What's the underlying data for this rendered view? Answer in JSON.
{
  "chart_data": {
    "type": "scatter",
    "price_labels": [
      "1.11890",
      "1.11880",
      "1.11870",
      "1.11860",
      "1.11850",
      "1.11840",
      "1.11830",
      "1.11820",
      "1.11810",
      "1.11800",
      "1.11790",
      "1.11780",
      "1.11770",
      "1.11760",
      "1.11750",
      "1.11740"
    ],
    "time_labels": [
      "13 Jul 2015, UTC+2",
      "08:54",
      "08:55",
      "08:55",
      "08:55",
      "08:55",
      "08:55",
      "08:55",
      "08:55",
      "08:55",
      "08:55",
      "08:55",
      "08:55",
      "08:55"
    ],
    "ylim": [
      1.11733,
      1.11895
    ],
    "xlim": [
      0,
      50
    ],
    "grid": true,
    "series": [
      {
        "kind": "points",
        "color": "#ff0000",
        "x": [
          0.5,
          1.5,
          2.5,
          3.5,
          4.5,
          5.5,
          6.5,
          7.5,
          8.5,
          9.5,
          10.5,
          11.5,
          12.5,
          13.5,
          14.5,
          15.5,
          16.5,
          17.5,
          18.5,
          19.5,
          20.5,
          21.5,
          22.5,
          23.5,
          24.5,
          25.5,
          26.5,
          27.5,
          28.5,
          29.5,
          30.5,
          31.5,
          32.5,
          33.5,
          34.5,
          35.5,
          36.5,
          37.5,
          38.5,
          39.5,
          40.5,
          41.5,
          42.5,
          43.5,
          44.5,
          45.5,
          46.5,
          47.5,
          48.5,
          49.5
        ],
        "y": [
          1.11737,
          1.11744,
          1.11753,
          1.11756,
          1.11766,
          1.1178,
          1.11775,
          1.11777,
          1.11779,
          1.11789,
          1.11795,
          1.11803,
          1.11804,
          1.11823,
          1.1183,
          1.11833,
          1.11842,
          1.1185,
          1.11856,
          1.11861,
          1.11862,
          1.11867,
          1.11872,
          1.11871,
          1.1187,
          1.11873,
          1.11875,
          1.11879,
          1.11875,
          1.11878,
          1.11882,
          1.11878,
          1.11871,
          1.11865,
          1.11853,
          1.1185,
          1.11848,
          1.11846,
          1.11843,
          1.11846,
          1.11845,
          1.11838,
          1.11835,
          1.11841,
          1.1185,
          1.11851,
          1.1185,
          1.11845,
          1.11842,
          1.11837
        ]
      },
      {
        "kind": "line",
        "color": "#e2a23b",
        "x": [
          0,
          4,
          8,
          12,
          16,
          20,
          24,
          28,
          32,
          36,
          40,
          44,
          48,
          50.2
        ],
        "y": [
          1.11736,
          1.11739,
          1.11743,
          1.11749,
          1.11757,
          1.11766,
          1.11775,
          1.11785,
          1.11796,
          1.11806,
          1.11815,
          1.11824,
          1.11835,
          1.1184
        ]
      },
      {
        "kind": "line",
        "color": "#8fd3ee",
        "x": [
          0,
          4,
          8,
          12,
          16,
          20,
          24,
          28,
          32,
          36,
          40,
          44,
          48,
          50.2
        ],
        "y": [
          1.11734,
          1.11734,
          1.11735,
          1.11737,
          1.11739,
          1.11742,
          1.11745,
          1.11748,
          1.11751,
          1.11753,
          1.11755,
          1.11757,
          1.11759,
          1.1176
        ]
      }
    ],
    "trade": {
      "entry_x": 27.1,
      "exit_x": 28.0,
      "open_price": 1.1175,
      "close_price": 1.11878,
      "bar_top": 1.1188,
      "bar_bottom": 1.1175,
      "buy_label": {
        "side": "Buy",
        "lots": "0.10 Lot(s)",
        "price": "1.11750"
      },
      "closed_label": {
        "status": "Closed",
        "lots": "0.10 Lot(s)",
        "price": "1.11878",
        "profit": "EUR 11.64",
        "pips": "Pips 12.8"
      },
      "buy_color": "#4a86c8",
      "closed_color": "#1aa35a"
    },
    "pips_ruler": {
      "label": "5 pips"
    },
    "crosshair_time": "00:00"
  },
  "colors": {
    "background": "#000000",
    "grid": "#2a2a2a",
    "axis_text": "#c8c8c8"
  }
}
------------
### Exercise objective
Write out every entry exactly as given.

### Answer to this task
What's the underlying data for this rendered view? Answer in JSON.
{
  "chart_data": {
    "type": "scatter",
    "price_labels": [
      "1.11890",
      "1.11880",
      "1.11870",
      "1.11860",
      "1.11850",
      "1.11840",
      "1.11830",
      "1.11820",
      "1.11810",
      "1.11800",
      "1.11790",
      "1.11780",
      "1.11770",
      "1.11760",
      "1.11750",
      "1.11740"
    ],
    "time_labels": [
      "13 Jul 2015, UTC+2",
      "08:54",
      "08:55",
      "08:55",
      "08:55",
      "08:55",
      "08:55",
      "08:55",
      "08:55",
      "08:55",
      "08:55",
      "08:55",
      "08:55",
      "08:55"
    ],
    "ylim": [
      1.11733,
      1.11895
    ],
    "xlim": [
      0,
      50
    ],
    "grid": true,
    "series": [
      {
        "kind": "points",
        "color": "#ff0000",
        "x": [
          0.5,
          1.5,
          2.5,
          3.5,
          4.5,
          5.5,
          6.5,
          7.5,
          8.5,
          9.5,
          10.5,
          11.5,
          12.5,
          13.5,
          14.5,
          15.5,
          16.5,
          17.5,
          18.5,
          19.5,
          20.5,
          21.5,
          22.5,
          23.5,
          24.5,
          25.5,
          26.5,
          27.5,
          28.5,
          29.5,
          30.5,
          31.5,
          32.5,
          33.5,
          34.5,
          35.5,
          36.5,
          37.5,
          38.5,
          39.5,
          40.5,
          41.5,
          42.5,
          43.5,
          44.5,
          45.5,
          46.5,
          47.5,
          48.5,
          49.5
        ],
        "y": [
          1.11737,
          1.11744,
          1.11753,
          1.11756,
          1.11766,
          1.1178,
          1.11775,
          1.11777,
          1.11779,
          1.11789,
          1.11795,
          1.11803,
          1.11804,
          1.11823,
          1.1183,
          1.11833,
          1.11842,
          1.1185,
          1.11856,
          1.11861,
          1.11862,
          1.11867,
          1.11872,
          1.11871,
          1.1187,
          1.11873,
          1.11875,
          1.11879,
          1.11875,
          1.11878,
          1.11882,
          1.11878,
          1.11871,
          1.11865,
          1.11853,
          1.1185,
          1.11848,
          1.11846,
          1.11843,
          1.11846,
          1.11845,
          1.11838,
          1.11835,
          1.11841,
          1.1185,
          1.11851,
          1.1185,
          1.11845,
          1.11842,
          1.11837
        ]
      },
      {
        "kind": "line",
        "color": "#e2a23b",
        "x": [
          0,
          4,
          8,
          12,
          16,
          20,
          24,
          28,
          32,
          36,
          40,
          44,
          48,
          50.2
        ],
        "y": [
          1.11736,
          1.11739,
          1.11743,
          1.11749,
          1.11757,
          1.11766,
          1.11775,
          1.11785,
          1.11796,
          1.11806,
          1.11815,
          1.11824,
          1.11835,
          1.1184
        ]
      },
      {
        "kind": "line",
        "color": "#8fd3ee",
        "x": [
          0,
          4,
          8,
          12,
          16,
          20,
          24,
          28,
          32,
          36,
          40,
          44,
          48,
          50.2
        ],
        "y": [
          1.11734,
          1.11734,
          1.11735,
          1.11737,
          1.11739,
          1.11742,
          1.11745,
          1.11748,
          1.11751,
          1.11753,
          1.11755,
          1.11757,
          1.11759,
          1.1176
        ]
      }
    ],
    "trade": {
      "entry_x": 27.1,
      "exit_x": 28.0,
      "open_price": 1.1175,
      "close_price": 1.11878,
      "bar_top": 1.1188,
      "bar_bottom": 1.1175,
      "buy_label": {
        "side": "Buy",
        "lots": "0.10 Lot(s)",
        "price": "1.11750"
      },
      "closed_label": {
        "status": "Closed",
        "lots": "0.10 Lot(s)",
        "price": "1.11878",
        "profit": "EUR 11.64",
        "pips": "Pips 12.8"
      },
      "buy_color": "#4a86c8",
      "closed_color": "#1aa35a"
    },
    "pips_ruler": {
      "label": "5 pips"
    },
    "crosshair_time": "00:00"
  },
  "colors": {
    "background": "#000000",
    "grid": "#2a2a2a",
    "axis_text": "#c8c8c8"
  }
}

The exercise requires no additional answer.